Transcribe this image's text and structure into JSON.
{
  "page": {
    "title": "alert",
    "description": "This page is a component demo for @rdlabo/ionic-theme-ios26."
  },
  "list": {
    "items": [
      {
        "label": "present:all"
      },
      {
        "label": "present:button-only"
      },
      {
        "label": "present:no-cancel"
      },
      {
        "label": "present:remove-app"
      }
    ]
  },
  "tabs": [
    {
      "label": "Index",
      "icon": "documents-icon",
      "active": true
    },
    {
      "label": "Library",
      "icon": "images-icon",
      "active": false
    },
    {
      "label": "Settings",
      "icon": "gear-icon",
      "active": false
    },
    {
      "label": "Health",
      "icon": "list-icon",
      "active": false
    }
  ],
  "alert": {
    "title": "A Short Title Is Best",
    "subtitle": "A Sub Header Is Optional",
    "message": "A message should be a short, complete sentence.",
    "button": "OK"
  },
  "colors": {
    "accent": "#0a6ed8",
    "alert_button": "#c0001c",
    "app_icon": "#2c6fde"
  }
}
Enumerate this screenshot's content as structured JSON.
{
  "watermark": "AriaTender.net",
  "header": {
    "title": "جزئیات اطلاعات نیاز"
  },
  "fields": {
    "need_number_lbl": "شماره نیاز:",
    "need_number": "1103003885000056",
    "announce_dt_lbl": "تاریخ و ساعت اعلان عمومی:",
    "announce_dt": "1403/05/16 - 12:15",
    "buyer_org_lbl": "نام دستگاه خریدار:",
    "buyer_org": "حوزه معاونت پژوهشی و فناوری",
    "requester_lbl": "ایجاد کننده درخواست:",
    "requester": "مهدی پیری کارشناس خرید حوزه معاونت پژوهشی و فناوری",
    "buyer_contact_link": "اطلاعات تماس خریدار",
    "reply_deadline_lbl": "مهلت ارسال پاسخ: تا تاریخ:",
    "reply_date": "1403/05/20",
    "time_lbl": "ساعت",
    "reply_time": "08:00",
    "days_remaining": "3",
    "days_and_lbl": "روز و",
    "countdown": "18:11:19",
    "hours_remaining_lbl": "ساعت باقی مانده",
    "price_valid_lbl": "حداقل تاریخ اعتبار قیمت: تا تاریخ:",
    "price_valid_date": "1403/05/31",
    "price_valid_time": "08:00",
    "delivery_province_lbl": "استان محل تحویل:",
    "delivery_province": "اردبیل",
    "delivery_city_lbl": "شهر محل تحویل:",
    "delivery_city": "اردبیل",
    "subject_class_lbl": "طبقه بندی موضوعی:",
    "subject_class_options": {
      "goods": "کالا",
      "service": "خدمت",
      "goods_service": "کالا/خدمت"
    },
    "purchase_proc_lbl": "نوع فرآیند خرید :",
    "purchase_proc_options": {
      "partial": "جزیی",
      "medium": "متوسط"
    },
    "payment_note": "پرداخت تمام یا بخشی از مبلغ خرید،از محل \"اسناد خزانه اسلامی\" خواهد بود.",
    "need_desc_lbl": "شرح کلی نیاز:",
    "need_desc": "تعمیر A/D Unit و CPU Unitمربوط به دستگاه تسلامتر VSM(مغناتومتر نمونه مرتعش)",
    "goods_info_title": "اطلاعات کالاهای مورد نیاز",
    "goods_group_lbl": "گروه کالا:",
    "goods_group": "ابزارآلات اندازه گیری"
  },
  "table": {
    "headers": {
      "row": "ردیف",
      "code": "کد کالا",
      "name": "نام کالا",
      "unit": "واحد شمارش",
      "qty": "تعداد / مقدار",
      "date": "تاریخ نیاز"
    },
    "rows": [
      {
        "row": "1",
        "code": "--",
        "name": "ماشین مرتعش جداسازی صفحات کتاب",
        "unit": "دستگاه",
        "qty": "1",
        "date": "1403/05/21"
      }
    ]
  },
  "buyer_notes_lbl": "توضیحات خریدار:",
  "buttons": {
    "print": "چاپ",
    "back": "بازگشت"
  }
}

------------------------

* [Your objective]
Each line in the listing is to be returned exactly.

* [Reply]
Transcribe this image's text and structure into JSON.
{
  "page": {
    "title": "alert",
    "description": "This page is a component demo for @rdlabo/ionic-theme-ios26."
  },
  "list": {
    "items": [
      {
        "label": "present:all"
      },
      {
        "label": "present:button-only"
      },
      {
        "label": "present:no-cancel"
      },
      {
        "label": "present:remove-app"
      }
    ]
  },
  "tabs": [
    {
      "label": "Index",
      "icon": "documents-icon",
      "active": true
    },
    {
      "label": "Library",
      "icon": "images-icon",
      "active": false
    },
    {
      "label": "Settings",
      "icon": "gear-icon",
      "active": false
    },
    {
      "label": "Health",
      "icon": "list-icon",
      "active": false
    }
  ],
  "alert": {
    "title": "A Short Title Is Best",
    "subtitle": "A Sub Header Is Optional",
    "message": "A message should be a short, complete sentence.",
    "button": "OK"
  },
  "colors": {
    "accent": "#0a6ed8",
    "alert_button": "#c0001c",
    "app_icon": "#2c6fde"
  }
}
Enumerate this screenshot's content as structured JSON.
{
  "watermark": "AriaTender.net",
  "header": {
    "title": "جزئیات اطلاعات نیاز"
  },
  "fields": {
    "need_number_lbl": "شماره نیاز:",
    "need_number": "1103003885000056",
    "announce_dt_lbl": "تاریخ و ساعت اعلان عمومی:",
    "announce_dt": "1403/05/16 - 12:15",
    "buyer_org_lbl": "نام دستگاه خریدار:",
    "buyer_org": "حوزه معاونت پژوهشی و فناوری",
    "requester_lbl": "ایجاد کننده درخواست:",
    "requester": "مهدی پیری کارشناس خرید حوزه معاونت پژوهشی و فناوری",
    "buyer_contact_link": "اطلاعات تماس خریدار",
    "reply_deadline_lbl": "مهلت ارسال پاسخ: تا تاریخ:",
    "reply_date": "1403/05/20",
    "time_lbl": "ساعت",
    "reply_time": "08:00",
    "days_remaining": "3",
    "days_and_lbl": "روز و",
    "countdown": "18:11:19",
    "hours_remaining_lbl": "ساعت باقی مانده",
    "price_valid_lbl": "حداقل تاریخ اعتبار قیمت: تا تاریخ:",
    "price_valid_date": "1403/05/31",
    "price_valid_time": "08:00",
    "delivery_province_lbl": "استان محل تحویل:",
    "delivery_province": "اردبیل",
    "delivery_city_lbl": "شهر محل تحویل:",
    "delivery_city": "اردبیل",
    "subject_class_lbl": "طبقه بندی موضوعی:",
    "subject_class_options": {
      "goods": "کالا",
      "service": "خدمت",
      "goods_service": "کالا/خدمت"
    },
    "purchase_proc_lbl": "نوع فرآیند خرید :",
    "purchase_proc_options": {
      "partial": "جزیی",
      "medium": "متوسط"
    },
    "payment_note": "پرداخت تمام یا بخشی از مبلغ خرید،از محل \"اسناد خزانه اسلامی\" خواهد بود.",
    "need_desc_lbl": "شرح کلی نیاز:",
    "need_desc": "تعمیر A/D Unit و CPU Unitمربوط به دستگاه تسلامتر VSM(مغناتومتر نمونه مرتعش)",
    "goods_info_title": "اطلاعات کالاهای مورد نیاز",
    "goods_group_lbl": "گروه کالا:",
    "goods_group": "ابزارآلات اندازه گیری"
  },
  "table": {
    "headers": {
      "row": "ردیف",
      "code": "کد کالا",
      "name": "نام کالا",
      "unit": "واحد شمارش",
      "qty": "تعداد / مقدار",
      "date": "تاریخ نیاز"
    },
    "rows": [
      {
        "row": "1",
        "code": "--",
        "name": "ماشین مرتعش جداسازی صفحات کتاب",
        "unit": "دستگاه",
        "qty": "1",
        "date": "1403/05/21"
      }
    ]
  },
  "buyer_notes_lbl": "توضیحات خریدار:",
  "buttons": {
    "print": "چاپ",
    "back": "بازگشت"
  }
}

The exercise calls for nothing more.